Photo by Gianluca68 on iStock

One might say many things about prison are truly odd, while being oddly true.

In my prison, Dade Correctional Institution, in South Florida, there are a few mysteries I can’t seem to solve. 

For instance, disabled and geriatric inmates are transported from all over the state to a location where extreme tropical heat is normal.

Mystery: They are then housed in buildings without air conditioning that are located hundreds of yards away from medical, dining and educational facilities.

Here’s another one: Gang members are carefully identified and shipped hundreds of miles from separate locations to be housed together at my prison.

Mystery: They are then expected not to fight with other gangs, gang together or otherwise engage in gang activities.

And how about this one? Future service dogs and dog trainers are moved to a facility where they are housed with disabled people.

Mystery: The dogs are not used or trained with the actual disabled people they are surrounded by.

While there may be some irony, and perhaps a bit of humor, in these prison mysteries, there is no humor in one highly destructive mystery, or rather unsolved problem, that has plagued America’s prison system during my 30 years of incarceration at more than 20 state, federal and military prisons across the country. 

Drugs and alcohol played a direct role in all of my 13 felony convictions. The vast majority of people I have met in prison share the same root cause of incarceration. While you might think prison would provide reprieve from addictive substances, drugs and alcohol have become increasingly available during my time behind bars.

According to Bureau of Justice data, overdose deaths in state prisons have surged by more than 600% over the last two decades. During the same time frame, overdose deaths in county jails have escalated by more than 200%.

Those trends inside prison mimic what’s happening outside prison. Drug overdose deaths in the U.S. have swelled for years now, reaching a crescendo in 2021, when the country tallied 107,622 overdose deaths — an all-time high and a 15% jump from 2020.

Outside prison, the COVID-19 pandemic hindered efforts to decrease drug overdoses by restricting access to substance use treatment and increasing social isolation. More potent drugs such as the synthetic opioid fentanyl have been the main driver of peaking overdoses — nearly 75% of overdose deaths in 2021 were from opioid use.         

Inside prison, the proliferation of synthetic drugs has also intensified the overdose problem. The small size of these drugs, and their potency, make them a perfect form of contraband to get smuggled into prisons.

Inmates are searched extensively through visual and technological means upon entry into our prisons, but prison staff is not vetted as thoroughly. In fact, the federal government has charged corrections officers with smuggling contraband into prisons in exchange for cash.

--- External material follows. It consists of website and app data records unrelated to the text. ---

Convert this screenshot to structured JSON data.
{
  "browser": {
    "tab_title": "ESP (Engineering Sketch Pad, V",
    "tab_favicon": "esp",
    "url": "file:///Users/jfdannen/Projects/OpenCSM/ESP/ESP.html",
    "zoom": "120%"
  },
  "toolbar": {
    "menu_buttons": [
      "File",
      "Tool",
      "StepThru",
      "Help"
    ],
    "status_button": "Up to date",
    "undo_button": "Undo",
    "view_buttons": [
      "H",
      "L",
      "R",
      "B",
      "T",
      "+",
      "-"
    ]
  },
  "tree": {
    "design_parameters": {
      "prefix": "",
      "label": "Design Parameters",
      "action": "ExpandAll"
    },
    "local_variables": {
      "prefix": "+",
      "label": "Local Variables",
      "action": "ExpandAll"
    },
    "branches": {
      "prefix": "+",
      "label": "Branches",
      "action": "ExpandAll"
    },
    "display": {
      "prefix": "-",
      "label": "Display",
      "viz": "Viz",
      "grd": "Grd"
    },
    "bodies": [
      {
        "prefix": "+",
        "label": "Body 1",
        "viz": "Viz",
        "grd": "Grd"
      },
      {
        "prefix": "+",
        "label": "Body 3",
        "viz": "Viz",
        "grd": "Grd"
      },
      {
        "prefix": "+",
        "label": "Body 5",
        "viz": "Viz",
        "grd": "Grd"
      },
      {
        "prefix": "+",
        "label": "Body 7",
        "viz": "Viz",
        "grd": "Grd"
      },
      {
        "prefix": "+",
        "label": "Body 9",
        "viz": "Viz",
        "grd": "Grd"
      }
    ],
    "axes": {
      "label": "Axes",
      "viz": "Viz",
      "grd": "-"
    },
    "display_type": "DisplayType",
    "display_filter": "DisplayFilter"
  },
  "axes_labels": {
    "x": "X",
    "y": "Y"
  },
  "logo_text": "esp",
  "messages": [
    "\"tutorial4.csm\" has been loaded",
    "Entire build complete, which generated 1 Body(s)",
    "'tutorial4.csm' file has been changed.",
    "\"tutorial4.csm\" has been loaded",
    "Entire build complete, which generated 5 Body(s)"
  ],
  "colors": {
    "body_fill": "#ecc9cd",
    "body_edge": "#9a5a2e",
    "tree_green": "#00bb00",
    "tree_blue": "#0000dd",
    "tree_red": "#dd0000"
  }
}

Once drugs enter a prison, demand is high. A large chunk of prisoners received $3,200 in stimulus money from the federal government. This flood of cash into prisons has, in my opinion, fueled an explosion in demand — and availability — of contraband.

In the end, smugglers prey and profit on a large population of people who are struggling with addiction.

To me, this remains the most serious, and saddest, prison problem — an ongoing American tragedy that, like a mystery, remains unsolved.

(Additional reporting by PJP)

Disclaimer: The views in this article are those of the author. Prison Journalism Project has verified the writer’s identity and basic facts such as the names of institutions mentioned.

Eric Finley

Eric Finley is a writer incarcerated in Florida.